Add in recurring weekly or monthly storage usage reporting to get ahead of unexpected storage usage issues. You can visualize usage patterns and assess if usage trends into higher-than-expected rates. This type of proactive reporting helps evolve your backup protocols to decrease storage usage while still meeting key compliance guidelines and regulations.

9. Review Variances In Data Backed Up Over Time. Backup activities act as a last line of defense in the event of a disaster or cyberattack. That is, in the event of a data loss, they ensure critical data restorability. However, backup operations also serve to sound an alarm and help organizations get ahead of still-unknown cyberattacks.

Consider regularly reviewing variances in bytes being backed up. It’s a practice streamlined via automated backup monitoring software and it lets IT operations teams play a proactive cybersecurity identification role. This is because cyberterrorism can impact the byte counts of recurring backup jobs through a variety of ways. For instance, ransomware that removes files entirely will result in zero backup volumes moving forward. Relatedly, malware that replicates and alters files can also impact backup byte increases or decreases.

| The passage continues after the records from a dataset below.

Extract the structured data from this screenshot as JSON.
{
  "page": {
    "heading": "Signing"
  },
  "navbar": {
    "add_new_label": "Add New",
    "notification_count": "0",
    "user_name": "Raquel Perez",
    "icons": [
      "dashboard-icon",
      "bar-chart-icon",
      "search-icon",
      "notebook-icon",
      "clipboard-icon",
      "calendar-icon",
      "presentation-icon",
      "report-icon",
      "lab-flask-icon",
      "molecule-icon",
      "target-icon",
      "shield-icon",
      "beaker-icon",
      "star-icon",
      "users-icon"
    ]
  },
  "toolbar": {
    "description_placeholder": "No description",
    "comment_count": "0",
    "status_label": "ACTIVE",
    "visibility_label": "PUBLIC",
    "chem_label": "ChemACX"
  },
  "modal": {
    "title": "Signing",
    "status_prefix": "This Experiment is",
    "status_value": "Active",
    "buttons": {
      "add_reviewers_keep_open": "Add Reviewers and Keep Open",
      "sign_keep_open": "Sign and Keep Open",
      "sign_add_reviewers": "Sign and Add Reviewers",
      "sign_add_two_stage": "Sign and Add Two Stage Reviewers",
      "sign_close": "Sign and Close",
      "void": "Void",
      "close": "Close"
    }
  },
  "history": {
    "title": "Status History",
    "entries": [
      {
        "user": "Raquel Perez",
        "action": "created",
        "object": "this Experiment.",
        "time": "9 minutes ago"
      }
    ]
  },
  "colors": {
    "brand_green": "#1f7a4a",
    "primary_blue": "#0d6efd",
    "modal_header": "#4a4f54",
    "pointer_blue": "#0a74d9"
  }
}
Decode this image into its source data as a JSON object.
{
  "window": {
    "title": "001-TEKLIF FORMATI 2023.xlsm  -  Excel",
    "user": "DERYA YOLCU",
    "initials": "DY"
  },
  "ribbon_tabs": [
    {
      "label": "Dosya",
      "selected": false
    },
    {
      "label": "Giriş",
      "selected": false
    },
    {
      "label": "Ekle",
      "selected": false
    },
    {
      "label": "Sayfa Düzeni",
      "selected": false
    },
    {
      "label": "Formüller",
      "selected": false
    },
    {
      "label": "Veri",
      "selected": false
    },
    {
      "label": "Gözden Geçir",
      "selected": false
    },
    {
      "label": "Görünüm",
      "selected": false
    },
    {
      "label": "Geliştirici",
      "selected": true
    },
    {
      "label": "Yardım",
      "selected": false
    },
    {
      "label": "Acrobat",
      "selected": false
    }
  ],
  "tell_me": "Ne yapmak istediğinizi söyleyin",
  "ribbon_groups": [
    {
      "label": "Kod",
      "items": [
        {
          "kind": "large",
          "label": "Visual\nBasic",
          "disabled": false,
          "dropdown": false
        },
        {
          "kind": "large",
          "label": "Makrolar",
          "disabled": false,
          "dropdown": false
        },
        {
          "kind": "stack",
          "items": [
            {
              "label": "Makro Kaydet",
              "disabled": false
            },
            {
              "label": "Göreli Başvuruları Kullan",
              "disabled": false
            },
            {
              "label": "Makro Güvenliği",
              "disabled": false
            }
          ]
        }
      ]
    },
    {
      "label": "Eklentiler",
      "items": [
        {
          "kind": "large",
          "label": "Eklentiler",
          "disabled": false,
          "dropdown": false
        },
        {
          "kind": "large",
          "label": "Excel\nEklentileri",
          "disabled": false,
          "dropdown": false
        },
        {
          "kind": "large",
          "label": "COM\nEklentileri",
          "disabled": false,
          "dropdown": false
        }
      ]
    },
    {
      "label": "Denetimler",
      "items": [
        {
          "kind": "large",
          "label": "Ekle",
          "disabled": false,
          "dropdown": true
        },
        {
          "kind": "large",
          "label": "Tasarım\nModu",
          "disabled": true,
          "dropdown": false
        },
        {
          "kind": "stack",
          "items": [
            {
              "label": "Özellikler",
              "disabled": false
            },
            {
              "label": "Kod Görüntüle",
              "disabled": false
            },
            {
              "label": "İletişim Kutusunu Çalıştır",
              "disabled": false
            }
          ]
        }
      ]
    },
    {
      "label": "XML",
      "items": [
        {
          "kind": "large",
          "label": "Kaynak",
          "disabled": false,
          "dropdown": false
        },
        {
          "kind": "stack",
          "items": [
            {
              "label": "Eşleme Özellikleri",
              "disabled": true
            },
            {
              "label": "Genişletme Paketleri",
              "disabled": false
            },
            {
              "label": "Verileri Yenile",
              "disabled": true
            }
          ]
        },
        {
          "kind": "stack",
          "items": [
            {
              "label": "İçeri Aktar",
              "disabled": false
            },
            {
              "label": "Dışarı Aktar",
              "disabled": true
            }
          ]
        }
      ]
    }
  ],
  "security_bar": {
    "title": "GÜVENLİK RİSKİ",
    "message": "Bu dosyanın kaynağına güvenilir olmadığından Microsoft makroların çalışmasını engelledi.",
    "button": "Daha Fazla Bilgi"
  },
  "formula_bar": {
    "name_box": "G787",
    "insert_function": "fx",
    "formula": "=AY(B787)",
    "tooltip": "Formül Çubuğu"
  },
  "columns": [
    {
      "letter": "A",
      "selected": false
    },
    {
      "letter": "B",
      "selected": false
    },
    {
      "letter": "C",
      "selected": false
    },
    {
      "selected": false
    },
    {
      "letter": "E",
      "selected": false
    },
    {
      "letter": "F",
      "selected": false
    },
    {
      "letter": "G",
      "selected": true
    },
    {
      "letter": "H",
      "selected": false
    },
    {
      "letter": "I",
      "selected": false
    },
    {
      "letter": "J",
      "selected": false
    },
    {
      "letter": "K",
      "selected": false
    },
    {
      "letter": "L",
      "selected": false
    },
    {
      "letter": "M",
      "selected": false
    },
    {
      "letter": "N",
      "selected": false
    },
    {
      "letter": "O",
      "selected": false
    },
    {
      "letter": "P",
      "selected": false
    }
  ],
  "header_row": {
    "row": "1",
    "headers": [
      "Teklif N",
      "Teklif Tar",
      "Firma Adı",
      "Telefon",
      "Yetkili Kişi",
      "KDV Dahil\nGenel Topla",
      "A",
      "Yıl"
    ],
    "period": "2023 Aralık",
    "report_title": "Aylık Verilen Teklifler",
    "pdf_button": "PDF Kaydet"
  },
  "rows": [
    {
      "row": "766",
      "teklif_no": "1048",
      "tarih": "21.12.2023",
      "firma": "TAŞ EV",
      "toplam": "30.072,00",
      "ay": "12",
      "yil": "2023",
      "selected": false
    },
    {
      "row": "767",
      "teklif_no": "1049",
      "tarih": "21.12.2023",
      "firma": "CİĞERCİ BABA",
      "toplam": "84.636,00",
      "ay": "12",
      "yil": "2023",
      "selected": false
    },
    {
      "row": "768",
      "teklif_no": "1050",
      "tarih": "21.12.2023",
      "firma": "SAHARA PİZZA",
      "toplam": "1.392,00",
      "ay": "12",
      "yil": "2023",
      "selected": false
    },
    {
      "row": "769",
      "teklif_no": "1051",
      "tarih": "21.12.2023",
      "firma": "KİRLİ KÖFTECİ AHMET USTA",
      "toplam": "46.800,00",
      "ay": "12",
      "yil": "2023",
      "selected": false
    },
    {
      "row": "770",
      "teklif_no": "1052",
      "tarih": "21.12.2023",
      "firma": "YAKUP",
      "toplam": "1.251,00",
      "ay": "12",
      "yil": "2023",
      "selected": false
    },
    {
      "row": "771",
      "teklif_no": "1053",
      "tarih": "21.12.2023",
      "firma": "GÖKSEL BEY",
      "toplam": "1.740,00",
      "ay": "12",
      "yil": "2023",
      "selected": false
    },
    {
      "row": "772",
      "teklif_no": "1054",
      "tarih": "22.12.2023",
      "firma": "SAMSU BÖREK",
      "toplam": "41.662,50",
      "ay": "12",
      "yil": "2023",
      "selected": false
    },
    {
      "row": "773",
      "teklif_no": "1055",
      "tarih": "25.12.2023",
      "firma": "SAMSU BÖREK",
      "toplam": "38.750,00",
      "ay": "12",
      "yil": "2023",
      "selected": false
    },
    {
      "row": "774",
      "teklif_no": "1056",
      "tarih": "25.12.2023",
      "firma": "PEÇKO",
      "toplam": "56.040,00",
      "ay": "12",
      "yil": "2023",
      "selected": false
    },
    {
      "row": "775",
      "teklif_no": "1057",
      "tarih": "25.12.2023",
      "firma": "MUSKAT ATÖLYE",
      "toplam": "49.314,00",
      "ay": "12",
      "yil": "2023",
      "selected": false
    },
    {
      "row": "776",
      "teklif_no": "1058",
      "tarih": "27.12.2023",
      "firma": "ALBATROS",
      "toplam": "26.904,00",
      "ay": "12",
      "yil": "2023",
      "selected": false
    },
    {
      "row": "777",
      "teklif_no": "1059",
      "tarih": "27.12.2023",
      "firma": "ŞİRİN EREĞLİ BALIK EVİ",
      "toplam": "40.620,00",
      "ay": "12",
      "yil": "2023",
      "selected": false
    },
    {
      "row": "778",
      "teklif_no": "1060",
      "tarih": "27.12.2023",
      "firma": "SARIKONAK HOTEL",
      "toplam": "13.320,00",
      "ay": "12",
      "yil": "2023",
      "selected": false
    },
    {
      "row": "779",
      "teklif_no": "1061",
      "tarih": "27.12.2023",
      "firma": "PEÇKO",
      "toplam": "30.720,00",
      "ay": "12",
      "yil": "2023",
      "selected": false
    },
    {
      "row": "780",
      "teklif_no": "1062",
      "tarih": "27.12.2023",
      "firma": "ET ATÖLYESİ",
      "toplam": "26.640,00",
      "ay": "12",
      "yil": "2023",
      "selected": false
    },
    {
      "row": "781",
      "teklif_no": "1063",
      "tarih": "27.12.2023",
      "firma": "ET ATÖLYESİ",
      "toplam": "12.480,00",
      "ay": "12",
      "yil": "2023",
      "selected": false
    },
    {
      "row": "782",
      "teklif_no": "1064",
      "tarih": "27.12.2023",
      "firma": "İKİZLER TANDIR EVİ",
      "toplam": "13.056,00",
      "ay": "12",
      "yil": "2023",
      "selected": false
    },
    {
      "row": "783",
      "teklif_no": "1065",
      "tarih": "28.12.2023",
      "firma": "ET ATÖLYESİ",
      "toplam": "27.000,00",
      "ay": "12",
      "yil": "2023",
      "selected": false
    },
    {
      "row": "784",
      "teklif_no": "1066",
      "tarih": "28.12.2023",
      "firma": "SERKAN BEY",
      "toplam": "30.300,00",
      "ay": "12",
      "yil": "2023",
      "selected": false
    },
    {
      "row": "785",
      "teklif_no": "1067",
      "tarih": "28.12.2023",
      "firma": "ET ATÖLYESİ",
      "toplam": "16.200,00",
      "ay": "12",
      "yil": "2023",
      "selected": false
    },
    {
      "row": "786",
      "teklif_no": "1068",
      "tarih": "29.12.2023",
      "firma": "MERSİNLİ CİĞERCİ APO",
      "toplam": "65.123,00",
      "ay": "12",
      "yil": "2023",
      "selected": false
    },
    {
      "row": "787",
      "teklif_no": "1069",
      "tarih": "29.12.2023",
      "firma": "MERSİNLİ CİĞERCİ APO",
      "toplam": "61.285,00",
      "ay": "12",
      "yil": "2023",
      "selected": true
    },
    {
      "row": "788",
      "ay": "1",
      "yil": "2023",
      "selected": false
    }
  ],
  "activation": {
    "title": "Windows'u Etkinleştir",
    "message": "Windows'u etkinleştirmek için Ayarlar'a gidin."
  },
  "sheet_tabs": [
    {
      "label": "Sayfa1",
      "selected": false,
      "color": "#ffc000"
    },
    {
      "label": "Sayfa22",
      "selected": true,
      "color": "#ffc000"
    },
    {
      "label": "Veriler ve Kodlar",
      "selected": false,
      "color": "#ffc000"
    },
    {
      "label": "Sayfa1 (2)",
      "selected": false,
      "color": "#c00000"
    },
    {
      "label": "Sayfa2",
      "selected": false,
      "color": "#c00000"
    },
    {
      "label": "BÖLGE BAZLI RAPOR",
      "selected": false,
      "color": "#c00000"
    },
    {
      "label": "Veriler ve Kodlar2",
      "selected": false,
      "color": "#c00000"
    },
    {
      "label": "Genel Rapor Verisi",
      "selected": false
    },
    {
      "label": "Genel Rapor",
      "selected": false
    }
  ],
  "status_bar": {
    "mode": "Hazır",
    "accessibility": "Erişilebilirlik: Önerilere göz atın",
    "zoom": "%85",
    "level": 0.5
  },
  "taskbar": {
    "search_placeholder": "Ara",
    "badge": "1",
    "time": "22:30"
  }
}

These are subtle changes that go undetected for quite some time. In fact, research shows it takes an average of 200 days to identify a data breach. With measures in place to identify byte count variances, you can get ahead of bad actors.

10. Streamline Activities Across Ticketing and Remediation Monitoring. Consider the typical process following a backup job failure. You first identify that the failure happened. You then assess if it failed due to a systemic problem that needs further attention. If so, you then create a ticket with relevant failure information and submit that ticket. You then monitor the ticket and ensure its resolution. It’s a multi-step process replicated possibly hundreds of times per month in an enterprise backup environment.

Imagine, instead, automating this process entirely. Using systems programmed to identify critical issues, tickets get created and submitted the moment a failure is found. Additionally, running reports that automatically monitor ticket status keeps you on top of  the triage process.

This approach shores up the average resolution window associated with fixing backup errors. It also minimizes the amount of time needed to fix those errors in the first place. Your team’s time is used more effectively while failures get fixed faster.

How To Implement Backup Monitoring & Reporting Optimizations

You can build scripts to automate some data collection and reporting. However, this approach comes with major limitations. Automations frequently fail with new backup product versions. This mean you’ll keep reviewing and revising scripts on a regular basis. Also, this approach leaves you developing normalization processes and benchmarks in the event that your organization uses multiple backup products. On top of this, scripts generally stay limited to backup reporting metrics. They do not extend automation across data protection operations like unprotected asset identification, ticketing, and storage monitoring.

These limitations get addressed head on by backup monitoring and reporting automation software. As independent solutions that oversee backup data collection, reporting, and oversight, these tools provide a single-pane view to simplify backup management and automate broader data protection activities. They equip teams to be more efficient, implement streamlined workflows, better secure backup health, and build peace of mind that data is fully protected.

About Bocada: 

Bocada LLC, a global IT Automation leader, delivers backup reporting and monitoring solutions that give enterprises complete visibility into their backup performance. Bocada provides insight into complex backup environments, enabling IT organizations to save time, automate ongoing reporting activities, and reduce costs. With the largest installed customer base in the Fortune 500, Bocada is the world’s leading provider of backup reporting automation. For more information, visit